Human trafficking happens everywhere.
What exactly is human trafficking?
Human trafficking is the fastest growing criminal industry in the world, with more than 40 million victims worldwide.
Simply put, human trafficking is any time a person is forced, tricked, or manipulated into providing labor or sexual service for someone else’s financial gain. Or, anytime a child is involved in a commercial sex act, whether or not there is someone directly forcing them to do so.
The Trafficking Victims Protection Act (2000) defines severe human trafficking as —
(8) SEVERE FORMS OF TRAFFICKING IN PERSONS. – The term “severe forms of trafficking in persons” means –
(A) sex trafficking in which a commercial sex act is induced by force, fraud, or coercion, or in which the person induced to perform such act has not attained 18 years of age; or
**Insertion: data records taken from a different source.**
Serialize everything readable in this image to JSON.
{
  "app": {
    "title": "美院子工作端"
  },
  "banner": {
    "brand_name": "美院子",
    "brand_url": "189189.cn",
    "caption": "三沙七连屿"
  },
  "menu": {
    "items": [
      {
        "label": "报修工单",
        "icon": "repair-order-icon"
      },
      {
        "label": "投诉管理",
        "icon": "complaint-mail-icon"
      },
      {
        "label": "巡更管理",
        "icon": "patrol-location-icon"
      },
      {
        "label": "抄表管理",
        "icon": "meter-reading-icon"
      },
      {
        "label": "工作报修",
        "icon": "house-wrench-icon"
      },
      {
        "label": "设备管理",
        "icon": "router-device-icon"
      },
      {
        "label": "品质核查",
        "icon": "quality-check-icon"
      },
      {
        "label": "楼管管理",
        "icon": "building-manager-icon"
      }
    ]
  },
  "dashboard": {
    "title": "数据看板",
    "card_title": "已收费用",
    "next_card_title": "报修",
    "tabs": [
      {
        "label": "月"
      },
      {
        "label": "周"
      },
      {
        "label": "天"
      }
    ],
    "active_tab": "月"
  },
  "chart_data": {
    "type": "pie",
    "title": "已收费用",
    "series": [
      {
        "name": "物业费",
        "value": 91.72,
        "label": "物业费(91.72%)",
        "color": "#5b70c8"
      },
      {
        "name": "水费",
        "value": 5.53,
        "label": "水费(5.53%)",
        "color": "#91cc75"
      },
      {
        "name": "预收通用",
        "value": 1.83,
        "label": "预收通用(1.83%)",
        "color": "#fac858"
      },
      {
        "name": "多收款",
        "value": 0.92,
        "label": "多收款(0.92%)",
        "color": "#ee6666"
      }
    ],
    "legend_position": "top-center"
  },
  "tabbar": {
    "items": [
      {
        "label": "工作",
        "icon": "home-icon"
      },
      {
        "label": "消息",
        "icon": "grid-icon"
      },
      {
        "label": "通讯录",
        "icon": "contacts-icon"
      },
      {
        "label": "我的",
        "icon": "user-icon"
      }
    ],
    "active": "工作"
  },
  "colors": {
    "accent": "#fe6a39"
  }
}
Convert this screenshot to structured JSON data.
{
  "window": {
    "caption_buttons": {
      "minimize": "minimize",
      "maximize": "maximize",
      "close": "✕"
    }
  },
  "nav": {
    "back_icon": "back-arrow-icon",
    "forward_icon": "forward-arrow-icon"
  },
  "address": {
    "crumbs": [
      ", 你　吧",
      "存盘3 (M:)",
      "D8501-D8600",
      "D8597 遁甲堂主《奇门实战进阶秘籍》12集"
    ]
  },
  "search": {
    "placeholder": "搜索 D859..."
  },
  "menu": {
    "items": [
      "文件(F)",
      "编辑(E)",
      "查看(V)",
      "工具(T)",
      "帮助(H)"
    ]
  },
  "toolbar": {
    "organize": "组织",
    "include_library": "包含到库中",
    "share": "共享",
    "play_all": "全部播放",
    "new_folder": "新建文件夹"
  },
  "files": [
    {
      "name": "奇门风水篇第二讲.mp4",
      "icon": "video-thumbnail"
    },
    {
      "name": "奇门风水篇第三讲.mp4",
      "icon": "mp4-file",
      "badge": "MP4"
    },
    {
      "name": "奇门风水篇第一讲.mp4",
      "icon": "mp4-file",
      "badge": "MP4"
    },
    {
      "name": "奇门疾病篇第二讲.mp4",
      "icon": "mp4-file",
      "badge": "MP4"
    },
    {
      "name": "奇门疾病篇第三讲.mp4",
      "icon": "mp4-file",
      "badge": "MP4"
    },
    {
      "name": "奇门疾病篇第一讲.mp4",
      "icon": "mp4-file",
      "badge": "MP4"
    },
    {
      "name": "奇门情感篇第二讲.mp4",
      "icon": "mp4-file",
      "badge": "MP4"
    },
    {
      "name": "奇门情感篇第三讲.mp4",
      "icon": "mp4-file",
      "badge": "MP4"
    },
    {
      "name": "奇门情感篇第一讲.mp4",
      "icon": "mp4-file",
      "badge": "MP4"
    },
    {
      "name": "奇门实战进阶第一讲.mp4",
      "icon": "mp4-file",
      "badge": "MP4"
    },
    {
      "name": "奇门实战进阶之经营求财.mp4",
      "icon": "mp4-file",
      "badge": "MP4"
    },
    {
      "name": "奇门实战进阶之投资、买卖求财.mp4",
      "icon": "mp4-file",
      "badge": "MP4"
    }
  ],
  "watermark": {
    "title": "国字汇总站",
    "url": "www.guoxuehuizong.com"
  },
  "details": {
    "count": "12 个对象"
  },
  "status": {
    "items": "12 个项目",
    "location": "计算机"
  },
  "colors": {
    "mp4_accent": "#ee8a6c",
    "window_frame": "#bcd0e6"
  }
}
(B) the recruitment, harboring, transportation, provision, obtaining, patronizing, soliciting or advertising of a person for labor or services, through the use of force, fraud, or coercion for the purpose of subjection to involuntary servitude, peonage, debt bondage, or slavery.
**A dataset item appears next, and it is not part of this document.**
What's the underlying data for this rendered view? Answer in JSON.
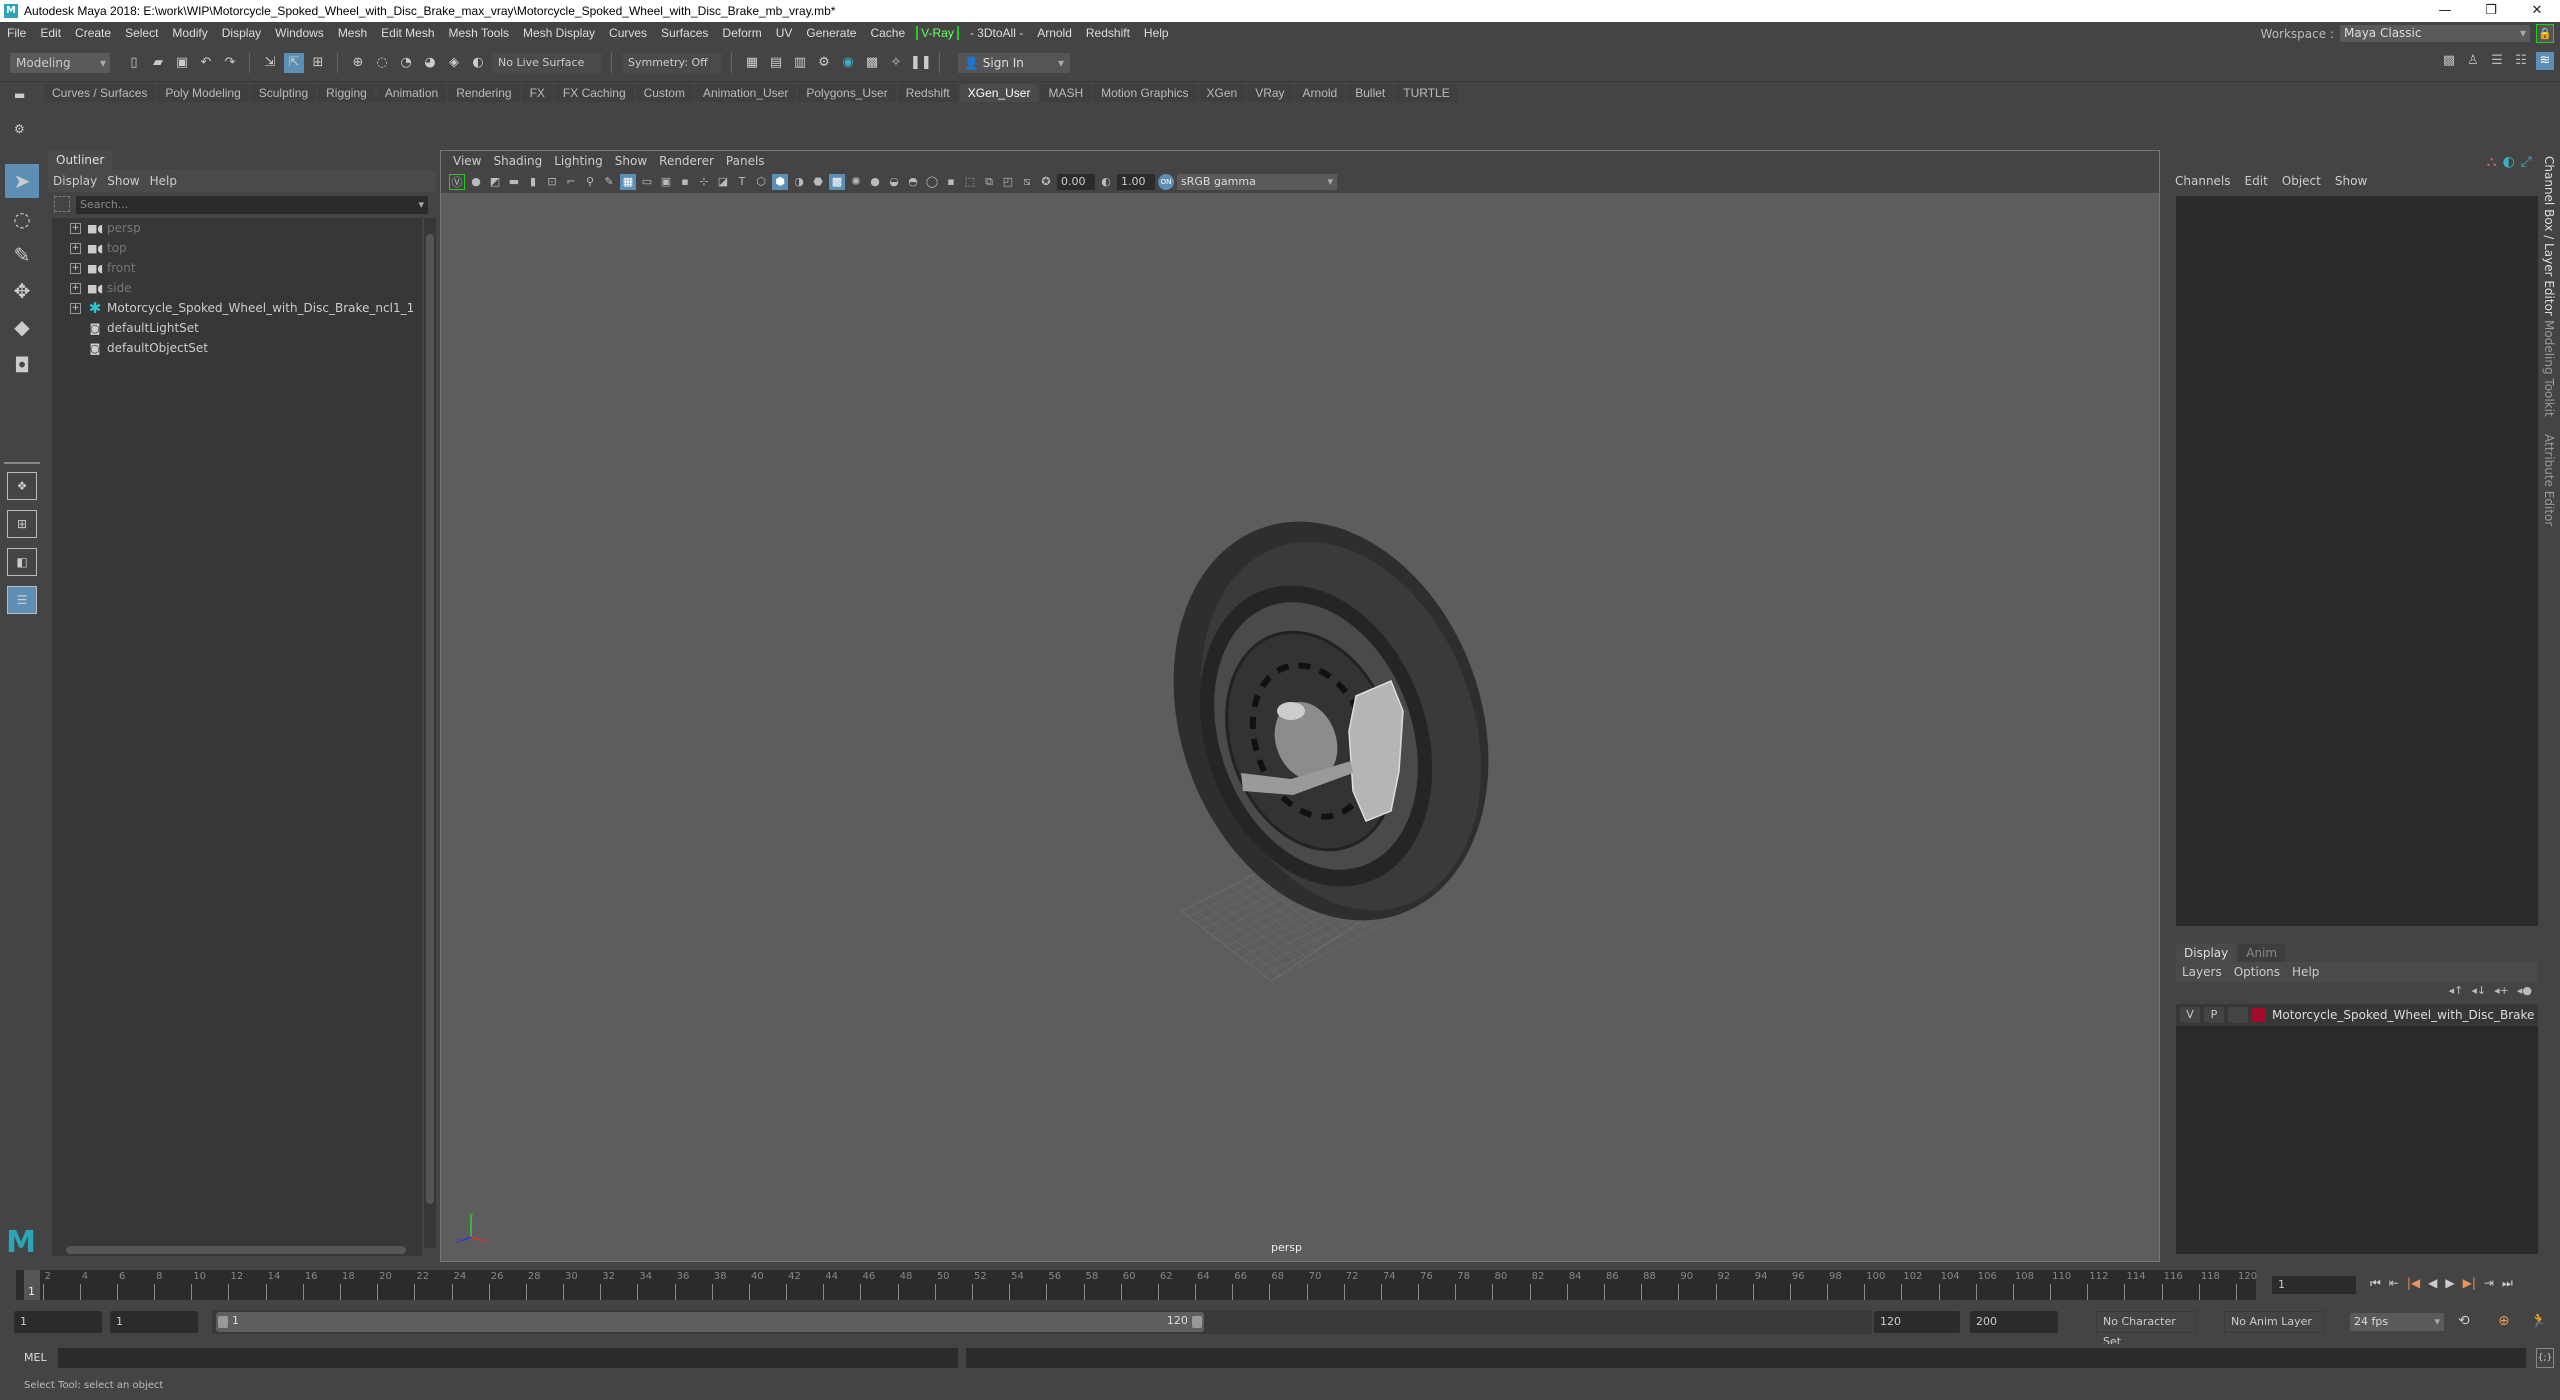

(9) SEX TRAFFICKING.- The term “sex trafficking” means the recruitment, harboring, transportation, provision, or obtaining of a person for the purpose of a commercial sex act.
Does it happen here?
It’s common to think of a crime happening on the other side of the world when we hear “human trafficking.” However, human trafficking, both labor and sex trafficking, happen in every country in the world, including the United States. This crime effects men, women, boys and girls, of all ages.
Learn more about human trafficking in the communities Unbound serves.
How does this happen?
Human trafficking usually happens under the radar, so it can be hard to get a complete picture of what this crime looks like. However, there are some common themes surrounding trafficking observed throughout the United States.
1) Traffickers look for vulnerabilities as they target victims. In labor trafficking, common vulnerabilities include being from another country, documentation status, lack of economic opportunity, and low levels of formal education. In sex trafficking, common vulnerabilities include homelessness, history of abuse, involvement in the commercial sex industry, substance abuse, and more. For child sex trafficking, other common vulnerabilities include low self-esteem, familial strife, running away, involvement in child welfare and more. Although these are common themes, anyone can be a victim.
2) Many victims don’t realize they are human trafficking victims. Traffickers are often expert manipulators and may lead their victims down a path of exploitation, filled with lies, false promises, and coercion. This makes it very difficult for victims to reach out for help, either from fear, false beliefs, or lack of awareness. Victims of human trafficking are in our schools, our neighborhoods, our industries, our communities.
3) Trafficking is a supply and demand business. Because there is a demand for cheap labor and a demand for commercial sex, human trafficking continues to exist. With sex trafficking, engagement in the commercial sex industry, whether in viewing pornography or purchasing sex, is creating profit for traffickers that drives demand. As we work to prevent trafficking and strengthen the protective factors of our communities, we also have to educate and fight the demand.
What can I do to help?
Know the signs
You can help by being aware of human trafficking and the signs to look for. If you ever suspect human trafficking, call the National Human Trafficking Hotline at 1-888-373-7888. Never approach a potential trafficker or trafficking victim, for your safety and the safety of the victim. In emergencies, call 9-1-1.
What to look for: Labor Trafficking
Not free to come and go
Not in possession of money, ID or documentation
Works excessively long or unusual hours
Owes a large, un-payable, growing debt
Recruited through false promises
Lacks access to basic needs or medical care
Shows signs of violence or assault
Lacks knowledge of whereabouts
What to look for: Sex Trafficking
Hiding bruises, scars, marks or tattoos
Frequent movement or unstable housing
Involvement in commercial sex industry
Being controlled or manipulated by another person
What to look for: Child Sex Trafficking
Skipping school, running away, or traveling a lot
Hanging out with a different group, talking differently, or dressing differently
Dating or spending time with someone much older
Sudden possession of expensive items like clothes, video games, purses or shoes
Using drugs or getting involved in a gang
Are you ready to act now?
Find out how you can join the fight against human trafficking.